More dismal jobs data came out from the Department of Labor today, showing that 6.6 million people had applied for unemployment insurance in the last days of March and the first days of April. That number is 200,000 less claims than the previous week’s adjusted claims number of 6.8 million people.
The full economic impact of the coronavirus—and the quarantines undertaken to squelch it—is still unclear, as is the economic impact of the virus if it had been addressed more—or less—aggressively. Despite the negative impact of the virus, though, manufacturers have begun to plan for what comes after.
Lockheed Martin announced recently that they would hire as many as 5,000 new employees during the outbreak; Bridgestone Americas announced today that they would reopen all of their North American factories by the first week of May; and Philip Morris had declared that it won’t lay off any of their employees due to the virus. For some businesses, at least, the end appears to be in sight.
Jobs and the Economy
Bridgestone Americas has laid out a plan for its North American plants to return to production. The Nashville-based manufacturer plans to resume commercial tire production, Firestone industrial, and Firestone building product plants by April 13. Passenger tire plants and other North American facilities will all reopen by the first week of May or sooner. Read the full story here.
Philip Morris has announced that it will not layoff any employees for the duration of the coronavirus outbreak without cause. The cigarette and tobacco manufacturer also said it would give special awards of recognition to employers who stay at their usual work locations. Read the full story here.
6.6 million more American workers filed initial unemployment insurance claims last week, according to new data from the Department of Labor. Altogether, more than 16.8 million Americans have filed for insurance in the past three weeks as the labor market contends with the fallout from the coronavirus crisis. Read the full story here.
Manufacturing Technology Addressing the Crisis
Current COVID-19 tests employ a nasopharyngeal swab, a swab used to collect material from the back of the nose or mouth. But, like many products desperately needed to combat the virus, there is currently a shortage of swabs, and there’s some evidence that the current swabs being used are producing false negatives. In order to address the pressing problem, a collaborative effort led by a group of scientists and research institutions from the San Diego area has designed and tested a 3D-printed swab they say is more effective and less error-prone than the current model. Read the full story here.

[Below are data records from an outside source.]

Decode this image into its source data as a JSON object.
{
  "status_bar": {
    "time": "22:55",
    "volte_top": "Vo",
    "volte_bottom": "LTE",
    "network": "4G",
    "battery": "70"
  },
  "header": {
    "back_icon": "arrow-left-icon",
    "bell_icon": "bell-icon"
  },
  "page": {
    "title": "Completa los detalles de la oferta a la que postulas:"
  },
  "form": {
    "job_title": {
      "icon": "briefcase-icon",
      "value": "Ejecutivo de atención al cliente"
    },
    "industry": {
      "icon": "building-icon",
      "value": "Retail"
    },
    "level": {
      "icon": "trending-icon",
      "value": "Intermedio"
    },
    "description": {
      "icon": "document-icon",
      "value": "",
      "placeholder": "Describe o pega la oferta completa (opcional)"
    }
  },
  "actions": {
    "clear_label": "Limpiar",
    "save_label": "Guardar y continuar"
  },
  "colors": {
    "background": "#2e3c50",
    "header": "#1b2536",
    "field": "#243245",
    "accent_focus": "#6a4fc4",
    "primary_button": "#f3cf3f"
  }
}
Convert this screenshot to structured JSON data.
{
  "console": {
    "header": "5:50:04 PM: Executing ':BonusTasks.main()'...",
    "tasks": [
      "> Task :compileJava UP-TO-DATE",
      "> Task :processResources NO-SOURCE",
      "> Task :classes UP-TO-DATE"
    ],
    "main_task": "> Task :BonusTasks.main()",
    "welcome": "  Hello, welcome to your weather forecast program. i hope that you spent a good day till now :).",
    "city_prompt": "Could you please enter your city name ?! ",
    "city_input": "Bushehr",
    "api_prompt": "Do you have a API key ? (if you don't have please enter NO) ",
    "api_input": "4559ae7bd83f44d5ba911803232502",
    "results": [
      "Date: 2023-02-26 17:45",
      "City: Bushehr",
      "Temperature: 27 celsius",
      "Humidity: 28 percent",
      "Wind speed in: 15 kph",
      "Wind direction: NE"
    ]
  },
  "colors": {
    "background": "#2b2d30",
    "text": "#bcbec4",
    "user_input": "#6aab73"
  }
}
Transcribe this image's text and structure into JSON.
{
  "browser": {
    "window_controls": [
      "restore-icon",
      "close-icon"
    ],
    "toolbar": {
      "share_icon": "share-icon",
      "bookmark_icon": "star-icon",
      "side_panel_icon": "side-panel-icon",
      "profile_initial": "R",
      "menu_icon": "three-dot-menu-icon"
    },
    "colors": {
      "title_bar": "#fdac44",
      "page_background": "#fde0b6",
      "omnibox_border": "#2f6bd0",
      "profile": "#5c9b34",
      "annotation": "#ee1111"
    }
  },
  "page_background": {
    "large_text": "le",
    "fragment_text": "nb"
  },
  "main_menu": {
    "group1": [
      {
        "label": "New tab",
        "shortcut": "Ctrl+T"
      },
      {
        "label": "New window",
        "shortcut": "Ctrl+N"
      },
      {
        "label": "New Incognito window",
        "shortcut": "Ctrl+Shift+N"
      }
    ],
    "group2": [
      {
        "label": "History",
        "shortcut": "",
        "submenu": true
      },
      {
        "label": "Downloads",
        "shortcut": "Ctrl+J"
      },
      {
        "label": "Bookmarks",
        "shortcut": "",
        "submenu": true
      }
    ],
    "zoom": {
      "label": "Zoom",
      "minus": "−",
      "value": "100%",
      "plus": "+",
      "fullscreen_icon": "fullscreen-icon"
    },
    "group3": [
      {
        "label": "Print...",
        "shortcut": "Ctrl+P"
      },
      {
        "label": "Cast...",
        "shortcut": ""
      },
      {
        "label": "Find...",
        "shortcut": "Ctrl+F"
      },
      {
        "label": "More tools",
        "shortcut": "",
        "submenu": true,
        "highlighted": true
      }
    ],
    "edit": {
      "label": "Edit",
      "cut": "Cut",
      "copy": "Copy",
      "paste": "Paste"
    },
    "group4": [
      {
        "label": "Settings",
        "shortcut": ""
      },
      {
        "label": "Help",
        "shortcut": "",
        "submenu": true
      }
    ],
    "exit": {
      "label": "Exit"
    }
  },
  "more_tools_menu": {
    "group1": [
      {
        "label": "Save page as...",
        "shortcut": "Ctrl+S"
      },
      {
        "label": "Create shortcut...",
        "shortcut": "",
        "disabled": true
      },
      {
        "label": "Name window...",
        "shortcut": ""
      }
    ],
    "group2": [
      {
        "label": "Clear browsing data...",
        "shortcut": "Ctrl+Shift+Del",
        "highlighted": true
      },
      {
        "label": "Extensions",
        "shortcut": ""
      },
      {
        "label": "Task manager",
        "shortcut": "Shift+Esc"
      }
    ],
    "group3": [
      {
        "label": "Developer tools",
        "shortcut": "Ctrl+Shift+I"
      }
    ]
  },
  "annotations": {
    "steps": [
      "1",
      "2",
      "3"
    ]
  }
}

The shortage of personal protective equipment has led manufacturers and medical professionals to come up with novel solutions. 3D Systems, in order to fill a stopgap need between compliant PPE and everyday protection, designed a 3D-printable Stopgap Face Mask that medical professionals can use when standard PPE is not available or in circumstances where full PPE may not be necessary. Read the full story here.
Chemical manufacturers who normally produce fuel-grade alcohol are turning to the Industrial Internet of Things and other high-tech solutions to pivot their operations towards making hand sanitizer specially designed to kill bacteria and viruses. IIoT and other Industry 4.0 technologies enable chemical companies like Eastman to rapidly model their systems and respond to changing circumstances efficiently. Read the full story here.